He further makes his reader aware that mouthwatering fries, like McDonald’s, come from a “laboratory setting, this surreal food factory with its computer screens, digital readouts, shiny steel platforms and evacuation plans in case of ammonia gas leaks” (Closer 131). Chlorate’s clear descriptions leave little the imagination. In his articles, Closer is very specific with his word choice and diction to emphasize his main claims. This writing strategy bevels his overall opinion and tone on the matter.
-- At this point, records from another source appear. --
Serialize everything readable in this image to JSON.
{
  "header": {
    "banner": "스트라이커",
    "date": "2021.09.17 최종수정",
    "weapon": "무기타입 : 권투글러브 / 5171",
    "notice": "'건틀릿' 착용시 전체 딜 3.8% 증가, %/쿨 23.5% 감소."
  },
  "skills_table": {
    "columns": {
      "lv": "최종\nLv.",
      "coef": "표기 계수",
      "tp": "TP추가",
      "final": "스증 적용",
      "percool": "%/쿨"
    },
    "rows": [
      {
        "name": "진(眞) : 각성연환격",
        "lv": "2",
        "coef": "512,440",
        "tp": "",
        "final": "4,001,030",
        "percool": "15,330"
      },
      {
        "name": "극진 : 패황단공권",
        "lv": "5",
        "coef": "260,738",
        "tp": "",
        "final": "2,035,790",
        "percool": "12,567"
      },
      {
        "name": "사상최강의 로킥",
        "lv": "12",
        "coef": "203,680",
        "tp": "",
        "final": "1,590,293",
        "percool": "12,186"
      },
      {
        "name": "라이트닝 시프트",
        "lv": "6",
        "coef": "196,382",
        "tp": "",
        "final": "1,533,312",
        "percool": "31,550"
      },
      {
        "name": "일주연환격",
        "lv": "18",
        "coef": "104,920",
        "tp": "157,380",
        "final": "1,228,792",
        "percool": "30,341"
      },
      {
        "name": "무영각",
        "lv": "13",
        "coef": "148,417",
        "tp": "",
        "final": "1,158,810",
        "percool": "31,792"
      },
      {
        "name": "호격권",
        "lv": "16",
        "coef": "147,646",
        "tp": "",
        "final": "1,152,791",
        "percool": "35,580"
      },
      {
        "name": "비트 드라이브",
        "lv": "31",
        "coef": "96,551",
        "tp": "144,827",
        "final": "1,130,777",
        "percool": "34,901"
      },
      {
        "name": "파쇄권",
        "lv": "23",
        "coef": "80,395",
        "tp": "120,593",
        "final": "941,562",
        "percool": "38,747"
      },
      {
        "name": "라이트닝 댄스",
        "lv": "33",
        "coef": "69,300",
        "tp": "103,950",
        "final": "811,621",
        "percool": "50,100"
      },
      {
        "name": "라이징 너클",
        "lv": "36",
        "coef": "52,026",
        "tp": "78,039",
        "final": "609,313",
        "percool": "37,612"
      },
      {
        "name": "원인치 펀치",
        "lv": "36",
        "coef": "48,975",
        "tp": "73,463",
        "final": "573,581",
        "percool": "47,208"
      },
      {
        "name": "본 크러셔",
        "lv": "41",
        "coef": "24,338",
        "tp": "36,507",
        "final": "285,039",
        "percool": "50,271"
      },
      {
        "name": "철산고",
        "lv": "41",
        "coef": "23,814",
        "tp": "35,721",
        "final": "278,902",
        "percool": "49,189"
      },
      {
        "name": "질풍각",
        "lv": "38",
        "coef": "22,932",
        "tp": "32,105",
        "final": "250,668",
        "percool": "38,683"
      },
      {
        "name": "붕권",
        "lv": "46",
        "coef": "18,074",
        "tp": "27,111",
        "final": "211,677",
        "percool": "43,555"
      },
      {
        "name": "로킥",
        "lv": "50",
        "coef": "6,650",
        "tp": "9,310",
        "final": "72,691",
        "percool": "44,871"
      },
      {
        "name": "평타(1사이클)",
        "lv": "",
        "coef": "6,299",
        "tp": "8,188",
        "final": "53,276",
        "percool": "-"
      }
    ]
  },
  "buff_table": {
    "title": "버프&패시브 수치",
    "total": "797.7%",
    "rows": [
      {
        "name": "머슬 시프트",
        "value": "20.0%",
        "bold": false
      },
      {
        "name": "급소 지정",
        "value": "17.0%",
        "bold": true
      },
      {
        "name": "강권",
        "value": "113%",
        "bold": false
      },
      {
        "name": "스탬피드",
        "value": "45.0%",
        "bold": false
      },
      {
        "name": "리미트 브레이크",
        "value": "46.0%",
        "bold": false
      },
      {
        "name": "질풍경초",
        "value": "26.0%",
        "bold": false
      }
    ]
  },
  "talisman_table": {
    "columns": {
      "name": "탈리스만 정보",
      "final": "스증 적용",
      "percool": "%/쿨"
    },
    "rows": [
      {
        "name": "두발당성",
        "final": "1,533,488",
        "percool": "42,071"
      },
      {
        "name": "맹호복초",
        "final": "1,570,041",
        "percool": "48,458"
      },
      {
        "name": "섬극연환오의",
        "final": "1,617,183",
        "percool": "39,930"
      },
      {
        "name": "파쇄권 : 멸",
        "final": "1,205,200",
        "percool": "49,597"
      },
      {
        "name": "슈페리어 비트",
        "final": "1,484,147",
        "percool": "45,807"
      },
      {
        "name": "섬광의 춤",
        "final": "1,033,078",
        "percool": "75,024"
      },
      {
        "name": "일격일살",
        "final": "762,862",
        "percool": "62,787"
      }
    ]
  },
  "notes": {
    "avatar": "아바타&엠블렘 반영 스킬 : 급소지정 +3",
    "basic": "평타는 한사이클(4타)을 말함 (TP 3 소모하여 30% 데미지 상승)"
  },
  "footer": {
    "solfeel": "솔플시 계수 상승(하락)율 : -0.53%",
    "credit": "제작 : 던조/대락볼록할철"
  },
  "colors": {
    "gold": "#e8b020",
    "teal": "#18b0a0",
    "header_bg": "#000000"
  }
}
He wants his audience to acknowledge the severity of the spread of fast food and depicts the growing businesses as the enemy by declaring how they have ” infiltrated every nook and cranny’ (Closer 3). The word infiltrated provides a subtle, negative connotation toward the fast food industry for the reader. Chlorate’s word choice subconsciously persuades his audience into adapting the same view on the subject. Also, he frequently uses the words “again and again” in his writing to stress the repetitive attempts in finding a solution.

This further shows his purpose on writing, Fast Food Nation, to finally raise enough awareness to evoke change. Since the release of Fast Food Nation there have been rapid changes. Adults across America have begun revolutionized the food industry. Seeing as processed food is economically the easiest and cheapest way to feed the youth and themselves, adults are hesitant to eliminate it completely. Instead we’ve witnessed tighter food regulations being applied. The food and drug administration shifted their focus from responding to contaminated food to preventing it when Obama signed The New FDA

Food Safety Modernization Act (FSML) in 2011 &Hamburg). Over the past few years school cafeteria’s have transformed to provide healthier food options. Fast fried food has slowly disappeared off menus being replaced by grilled and boiled food options. Fast Food chains like McDonald’s have even begun responding to parent pressure. In 2011, McDonald’s announced it would more than halve the amount of French fries and add fruit to its popular children’s meal in an effort to reduce the overall calorie count by 20 percent (Storm). Chlorate’s impact book influenced American adults need for change.

He was able to successfully raise awareness by methodically utilizing persuasive writing strategies. The release of the book sparked an epidemic of change across America, which has changed the food industry forever. Year after year, more and more Americans help increase societies knowledge on the matter and slowly work towards a greater change.